Oil prices remained largely stable during the week ended 2 September as fears over the US economy continued to weigh against relatively robust demand.
The US’ benchmark October West Texas Intermediate (WTI) contract was trading at $73.94 a barrel on 2 September, up around $0.50 from seven days earlier when it was valued at around $73.42.
In Europe, the October Brent contract had gained more than $1.20 from a week before, climbing to $75.80 a barrel.
The biggest gainer of the week was the 12-crude basket of exports from the member states of the international oil cartel Opec, which averaged $72.49 a barrel on 1 September, the last time prices were available for. It was up $2.80 a barrel from $69.69 a barrel on 25 August.
The lack of movement in the US contract, which is used as a global benchmark for prices, in particular, was a sign at the lack of clarity traders have over both the future of oil demand and the wider economy, analysts say.
Analysts at Barclays Capital, the investment arm of the UK bank, argue that fears over the future are counterbalancing positive economic data coming out of the US, which show marked improvements in both housing prices and consumer confidence.
“Until some sense of optimism returns, the destiny of oil prices is unlikely to lie in the hands of market fundamentals alone as the battle between underlying data and sentiment continues unabated,” they say in a 1 September report.
However, the latest report from the US’ Energy Information Administration shows that stocks of crude oil in the US, the world’s biggest consumer, remain near record highs.
In a 1 September report, the agency says inventories of crude oil had risen by 3.4 million barrels in the week to 24 August to a near-record high of 361.7 million barrels.
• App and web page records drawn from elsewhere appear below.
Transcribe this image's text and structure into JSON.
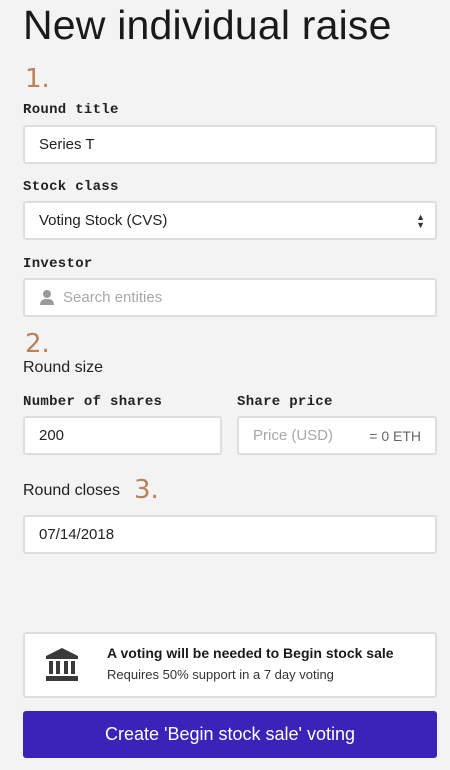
{
  "page": {
    "title": "New individual raise"
  },
  "steps": {
    "one": "1.",
    "two": "2.",
    "three": "3."
  },
  "round_title": {
    "label": "Round title",
    "value": "Series T"
  },
  "stock_class": {
    "label": "Stock class",
    "selected": "Voting Stock (CVS)"
  },
  "investor": {
    "label": "Investor",
    "placeholder": "Search entities",
    "icon": "person-icon"
  },
  "round_size": {
    "label": "Round size",
    "shares_label": "Number of shares",
    "shares_value": "200",
    "price_label": "Share price",
    "price_placeholder": "Price (USD)",
    "price_eth": "= 0 ETH"
  },
  "round_closes": {
    "label": "Round closes",
    "value": "07/14/2018"
  },
  "notice": {
    "icon": "bank-icon",
    "title": "A voting will be needed to Begin stock sale",
    "subtitle": "Requires 50% support in a 7 day voting"
  },
  "cta": {
    "label": "Create 'Begin stock sale' voting",
    "color": "#3b22b8"
  },
  "colors": {
    "step_accent": "#b9825a",
    "background": "#f3f3f3"
  }
}
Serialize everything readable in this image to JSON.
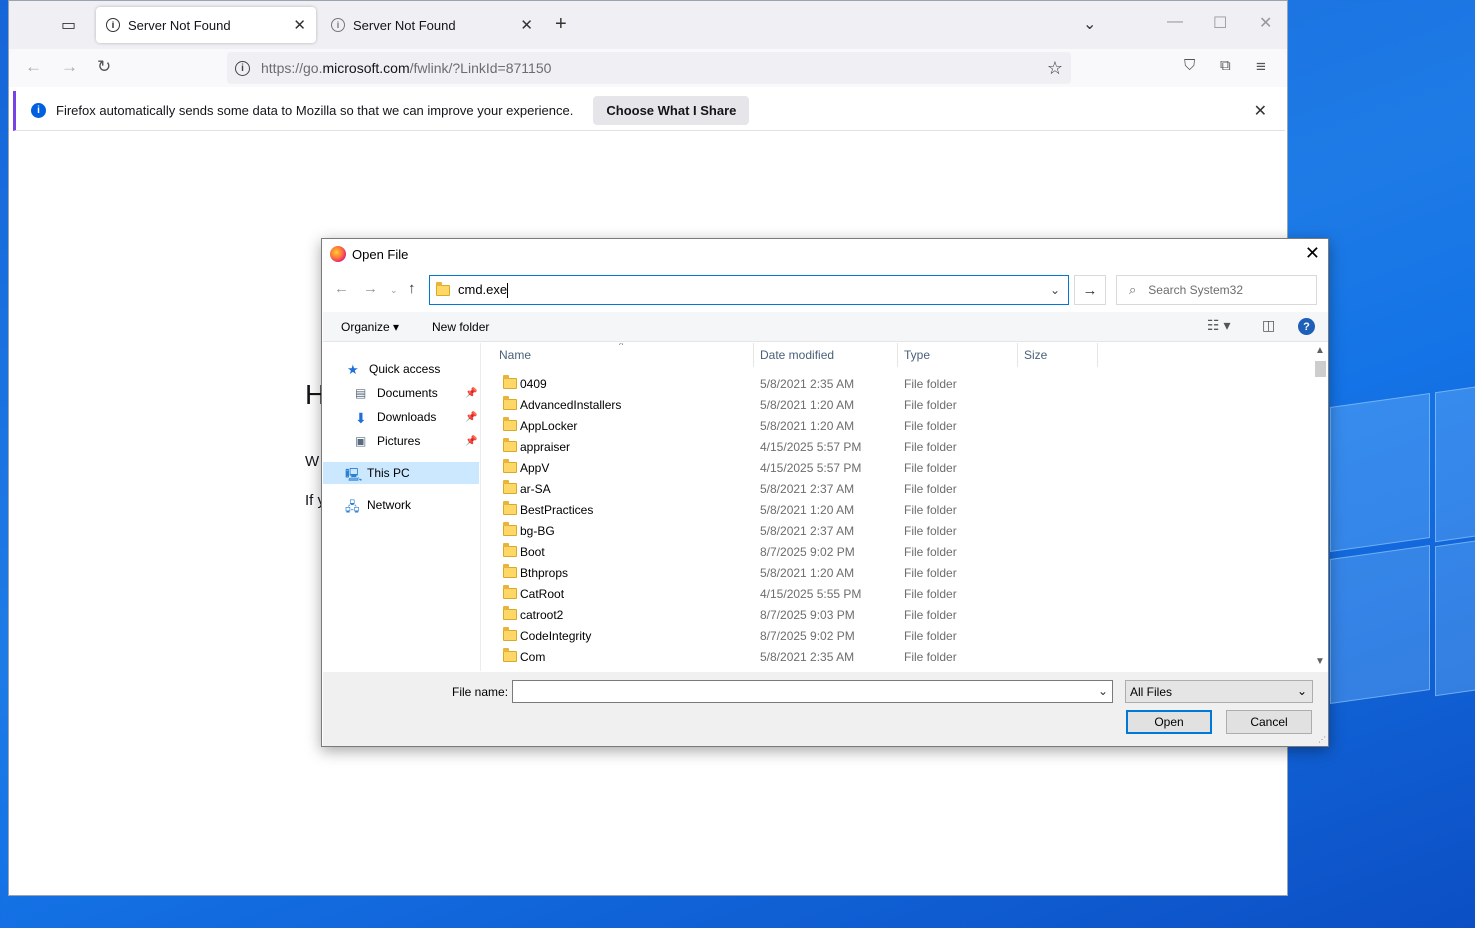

Stocks are currently more than 18.3 million barrels above their 2009 levels.
Gasoline inventories fell by 200,000 barrels at the same time to 225.4 million barrels, although they remain 20.3 million barrels over 2009 levels.